Copy all lines below exactly as written. Leave pictures out.

Data records for software interfaces
============================================================

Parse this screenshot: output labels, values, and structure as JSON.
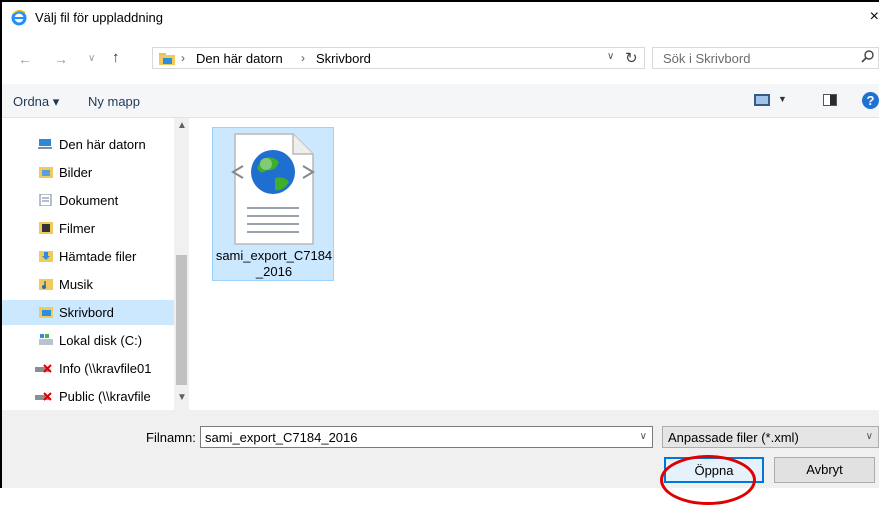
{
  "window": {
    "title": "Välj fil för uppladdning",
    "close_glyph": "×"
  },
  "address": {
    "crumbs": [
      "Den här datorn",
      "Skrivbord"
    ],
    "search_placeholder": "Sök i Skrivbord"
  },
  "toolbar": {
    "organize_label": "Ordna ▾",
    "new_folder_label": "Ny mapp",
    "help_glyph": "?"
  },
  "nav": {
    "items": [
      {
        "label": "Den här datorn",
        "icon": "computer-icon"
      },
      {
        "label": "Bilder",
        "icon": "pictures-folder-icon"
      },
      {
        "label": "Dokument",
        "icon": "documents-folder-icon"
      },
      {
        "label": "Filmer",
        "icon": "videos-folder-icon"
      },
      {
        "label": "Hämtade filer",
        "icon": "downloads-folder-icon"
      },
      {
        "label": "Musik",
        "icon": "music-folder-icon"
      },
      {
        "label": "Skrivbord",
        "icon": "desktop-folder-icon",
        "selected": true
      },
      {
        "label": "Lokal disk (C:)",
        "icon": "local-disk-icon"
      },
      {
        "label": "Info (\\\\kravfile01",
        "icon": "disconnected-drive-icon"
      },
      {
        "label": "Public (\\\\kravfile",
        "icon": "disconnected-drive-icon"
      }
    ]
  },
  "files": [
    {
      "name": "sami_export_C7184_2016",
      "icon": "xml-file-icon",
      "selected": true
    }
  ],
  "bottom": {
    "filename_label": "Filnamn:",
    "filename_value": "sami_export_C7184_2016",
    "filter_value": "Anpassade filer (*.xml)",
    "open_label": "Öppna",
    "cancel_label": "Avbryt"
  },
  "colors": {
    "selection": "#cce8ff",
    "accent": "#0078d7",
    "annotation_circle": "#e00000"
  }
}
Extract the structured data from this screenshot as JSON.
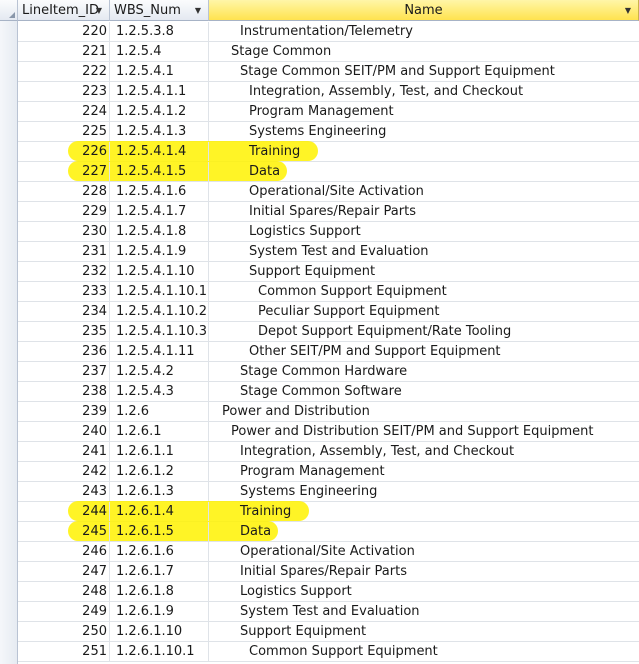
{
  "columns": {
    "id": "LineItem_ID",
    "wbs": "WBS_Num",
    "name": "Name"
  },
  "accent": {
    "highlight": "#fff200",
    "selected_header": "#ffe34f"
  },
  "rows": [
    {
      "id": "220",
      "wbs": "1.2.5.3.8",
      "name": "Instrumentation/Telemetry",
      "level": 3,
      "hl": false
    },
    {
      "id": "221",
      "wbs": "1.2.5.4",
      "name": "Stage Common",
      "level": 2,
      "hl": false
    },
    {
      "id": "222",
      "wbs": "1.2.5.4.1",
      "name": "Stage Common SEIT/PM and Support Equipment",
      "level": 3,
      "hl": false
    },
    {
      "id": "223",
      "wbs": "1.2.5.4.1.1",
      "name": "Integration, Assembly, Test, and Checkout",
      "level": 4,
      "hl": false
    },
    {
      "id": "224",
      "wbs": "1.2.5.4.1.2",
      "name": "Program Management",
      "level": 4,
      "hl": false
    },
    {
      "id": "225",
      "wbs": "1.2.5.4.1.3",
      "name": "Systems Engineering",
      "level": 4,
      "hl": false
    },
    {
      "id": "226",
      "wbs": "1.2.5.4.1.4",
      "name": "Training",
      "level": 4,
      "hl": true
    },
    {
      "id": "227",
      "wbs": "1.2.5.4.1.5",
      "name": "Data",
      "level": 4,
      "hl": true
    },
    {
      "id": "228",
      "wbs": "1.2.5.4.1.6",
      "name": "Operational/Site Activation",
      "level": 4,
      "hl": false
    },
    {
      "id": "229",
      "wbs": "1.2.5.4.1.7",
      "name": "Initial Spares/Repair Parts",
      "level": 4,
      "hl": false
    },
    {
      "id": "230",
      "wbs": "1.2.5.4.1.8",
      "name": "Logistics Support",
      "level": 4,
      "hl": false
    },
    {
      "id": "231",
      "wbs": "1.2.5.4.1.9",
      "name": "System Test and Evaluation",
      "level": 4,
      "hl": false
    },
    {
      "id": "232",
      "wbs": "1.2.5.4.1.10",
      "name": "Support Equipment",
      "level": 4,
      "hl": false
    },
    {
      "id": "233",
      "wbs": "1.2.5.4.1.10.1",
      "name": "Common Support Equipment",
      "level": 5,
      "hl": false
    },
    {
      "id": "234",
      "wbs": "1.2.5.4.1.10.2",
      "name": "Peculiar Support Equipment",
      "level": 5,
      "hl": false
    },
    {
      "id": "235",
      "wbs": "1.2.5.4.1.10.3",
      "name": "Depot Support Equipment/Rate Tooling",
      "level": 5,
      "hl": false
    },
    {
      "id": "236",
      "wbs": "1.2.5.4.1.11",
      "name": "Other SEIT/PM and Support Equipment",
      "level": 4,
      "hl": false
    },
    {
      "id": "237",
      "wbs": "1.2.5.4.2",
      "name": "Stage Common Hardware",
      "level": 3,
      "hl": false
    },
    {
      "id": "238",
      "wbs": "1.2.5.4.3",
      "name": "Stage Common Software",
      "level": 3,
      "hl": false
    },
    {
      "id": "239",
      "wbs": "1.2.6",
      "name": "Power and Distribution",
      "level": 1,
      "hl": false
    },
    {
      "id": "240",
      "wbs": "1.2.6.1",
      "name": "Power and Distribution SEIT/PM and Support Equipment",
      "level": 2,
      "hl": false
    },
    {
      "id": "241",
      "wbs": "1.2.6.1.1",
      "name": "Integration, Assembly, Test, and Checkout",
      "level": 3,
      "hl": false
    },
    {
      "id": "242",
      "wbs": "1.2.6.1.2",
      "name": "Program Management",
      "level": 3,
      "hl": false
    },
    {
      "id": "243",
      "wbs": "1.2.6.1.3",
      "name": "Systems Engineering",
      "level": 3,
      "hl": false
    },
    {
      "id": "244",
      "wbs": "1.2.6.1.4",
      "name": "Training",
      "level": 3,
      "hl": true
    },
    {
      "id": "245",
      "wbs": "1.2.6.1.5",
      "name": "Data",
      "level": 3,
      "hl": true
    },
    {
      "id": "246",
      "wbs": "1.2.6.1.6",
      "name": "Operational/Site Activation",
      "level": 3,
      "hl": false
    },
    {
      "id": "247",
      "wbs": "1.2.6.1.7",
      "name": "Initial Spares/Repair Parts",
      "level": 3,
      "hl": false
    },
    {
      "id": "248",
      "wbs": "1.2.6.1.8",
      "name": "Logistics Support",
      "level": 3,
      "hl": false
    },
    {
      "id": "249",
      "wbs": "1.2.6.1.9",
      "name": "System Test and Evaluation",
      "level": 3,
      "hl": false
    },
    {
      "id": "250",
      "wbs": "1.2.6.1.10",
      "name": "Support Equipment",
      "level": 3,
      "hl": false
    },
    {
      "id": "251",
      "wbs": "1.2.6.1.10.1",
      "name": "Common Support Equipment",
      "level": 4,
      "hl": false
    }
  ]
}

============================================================

TASK SOLUTION -
Parse this screenshot: output labels, values, and structure as JSON.
{
  "window": {
    "title": "Välj fil för uppladdning",
    "close_glyph": "×"
  },
  "address": {
    "crumbs": [
      "Den här datorn",
      "Skrivbord"
    ],
    "search_placeholder": "Sök i Skrivbord"
  },
  "toolbar": {
    "organize_label": "Ordna ▾",
    "new_folder_label": "Ny mapp",
    "help_glyph": "?"
  },
  "nav": {
    "items": [
      {
        "label": "Den här datorn",
        "icon": "computer-icon"
      },
      {
        "label": "Bilder",
        "icon": "pictures-folder-icon"
      },
      {
        "label": "Dokument",
        "icon": "documents-folder-icon"
      },
      {
        "label": "Filmer",
        "icon": "videos-folder-icon"
      },
      {
        "label": "Hämtade filer",
        "icon": "downloads-folder-icon"
      },
      {
        "label": "Musik",
        "icon": "music-folder-icon"
      },
      {
        "label": "Skrivbord",
        "icon": "desktop-folder-icon",
        "selected": true
      },
      {
        "label": "Lokal disk (C:)",
        "icon": "local-disk-icon"
      },
      {
        "label": "Info (\\\\kravfile01",
        "icon": "disconnected-drive-icon"
      },
      {
        "label": "Public (\\\\kravfile",
        "icon": "disconnected-drive-icon"
      }
    ]
  },
  "files": [
    {
      "name": "sami_export_C7184_2016",
      "icon": "xml-file-icon",
      "selected": true
    }
  ],
  "bottom": {
    "filename_label": "Filnamn:",
    "filename_value": "sami_export_C7184_2016",
    "filter_value": "Anpassade filer (*.xml)",
    "open_label": "Öppna",
    "cancel_label": "Avbryt"
  },
  "colors": {
    "selection": "#cce8ff",
    "accent": "#0078d7",
    "annotation_circle": "#e00000"
  }
}
Extract the structured data from this screenshot as JSON.
{
  "columns": {
    "id": "LineItem_ID",
    "wbs": "WBS_Num",
    "name": "Name"
  },
  "accent": {
    "highlight": "#fff200",
    "selected_header": "#ffe34f"
  },
  "rows": [
    {
      "id": "220",
      "wbs": "1.2.5.3.8",
      "name": "Instrumentation/Telemetry",
      "level": 3,
      "hl": false
    },
    {
      "id": "221",
      "wbs": "1.2.5.4",
      "name": "Stage Common",
      "level": 2,
      "hl": false
    },
    {
      "id": "222",
      "wbs": "1.2.5.4.1",
      "name": "Stage Common SEIT/PM and Support Equipment",
      "level": 3,
      "hl": false
    },
    {
      "id": "223",
      "wbs": "1.2.5.4.1.1",
      "name": "Integration, Assembly, Test, and Checkout",
      "level": 4,
      "hl": false
    },
    {
      "id": "224",
      "wbs": "1.2.5.4.1.2",
      "name": "Program Management",
      "level": 4,
      "hl": false
    },
    {
      "id": "225",
      "wbs": "1.2.5.4.1.3",
      "name": "Systems Engineering",
      "level": 4,
      "hl": false
    },
    {
      "id": "226",
      "wbs": "1.2.5.4.1.4",
      "name": "Training",
      "level": 4,
      "hl": true
    },
    {
      "id": "227",
      "wbs": "1.2.5.4.1.5",
      "name": "Data",
      "level": 4,
      "hl": true
    },
    {
      "id": "228",
      "wbs": "1.2.5.4.1.6",
      "name": "Operational/Site Activation",
      "level": 4,
      "hl": false
    },
    {
      "id": "229",
      "wbs": "1.2.5.4.1.7",
      "name": "Initial Spares/Repair Parts",
      "level": 4,
      "hl": false
    },
    {
      "id": "230",
      "wbs": "1.2.5.4.1.8",
      "name": "Logistics Support",
      "level": 4,
      "hl": false
    },
    {
      "id": "231",
      "wbs": "1.2.5.4.1.9",
      "name": "System Test and Evaluation",
      "level": 4,
      "hl": false
    },
    {
      "id": "232",
      "wbs": "1.2.5.4.1.10",
      "name": "Support Equipment",
      "level": 4,
      "hl": false
    },
    {
      "id": "233",
      "wbs": "1.2.5.4.1.10.1",
      "name": "Common Support Equipment",
      "level": 5,
      "hl": false
    },
    {
      "id": "234",
      "wbs": "1.2.5.4.1.10.2",
      "name": "Peculiar Support Equipment",
      "level": 5,
      "hl": false
    },
    {
      "id": "235",
      "wbs": "1.2.5.4.1.10.3",
      "name": "Depot Support Equipment/Rate Tooling",
      "level": 5,
      "hl": false
    },
    {
      "id": "236",
      "wbs": "1.2.5.4.1.11",
      "name": "Other SEIT/PM and Support Equipment",
      "level": 4,
      "hl": false
    },
    {
      "id": "237",
      "wbs": "1.2.5.4.2",
      "name": "Stage Common Hardware",
      "level": 3,
      "hl": false
    },
    {
      "id": "238",
      "wbs": "1.2.5.4.3",
      "name": "Stage Common Software",
      "level": 3,
      "hl": false
    },
    {
      "id": "239",
      "wbs": "1.2.6",
      "name": "Power and Distribution",
      "level": 1,
      "hl": false
    },
    {
      "id": "240",
      "wbs": "1.2.6.1",
      "name": "Power and Distribution SEIT/PM and Support Equipment",
      "level": 2,
      "hl": false
    },
    {
      "id": "241",
      "wbs": "1.2.6.1.1",
      "name": "Integration, Assembly, Test, and Checkout",
      "level": 3,
      "hl": false
    },
    {
      "id": "242",
      "wbs": "1.2.6.1.2",
      "name": "Program Management",
      "level": 3,
      "hl": false
    },
    {
      "id": "243",
      "wbs": "1.2.6.1.3",
      "name": "Systems Engineering",
      "level": 3,
      "hl": false
    },
    {
      "id": "244",
      "wbs": "1.2.6.1.4",
      "name": "Training",
      "level": 3,
      "hl": true
    },
    {
      "id": "245",
      "wbs": "1.2.6.1.5",
      "name": "Data",
      "level": 3,
      "hl": true
    },
    {
      "id": "246",
      "wbs": "1.2.6.1.6",
      "name": "Operational/Site Activation",
      "level": 3,
      "hl": false
    },
    {
      "id": "247",
      "wbs": "1.2.6.1.7",
      "name": "Initial Spares/Repair Parts",
      "level": 3,
      "hl": false
    },
    {
      "id": "248",
      "wbs": "1.2.6.1.8",
      "name": "Logistics Support",
      "level": 3,
      "hl": false
    },
    {
      "id": "249",
      "wbs": "1.2.6.1.9",
      "name": "System Test and Evaluation",
      "level": 3,
      "hl": false
    },
    {
      "id": "250",
      "wbs": "1.2.6.1.10",
      "name": "Support Equipment",
      "level": 3,
      "hl": false
    },
    {
      "id": "251",
      "wbs": "1.2.6.1.10.1",
      "name": "Common Support Equipment",
      "level": 4,
      "hl": false
    }
  ]
}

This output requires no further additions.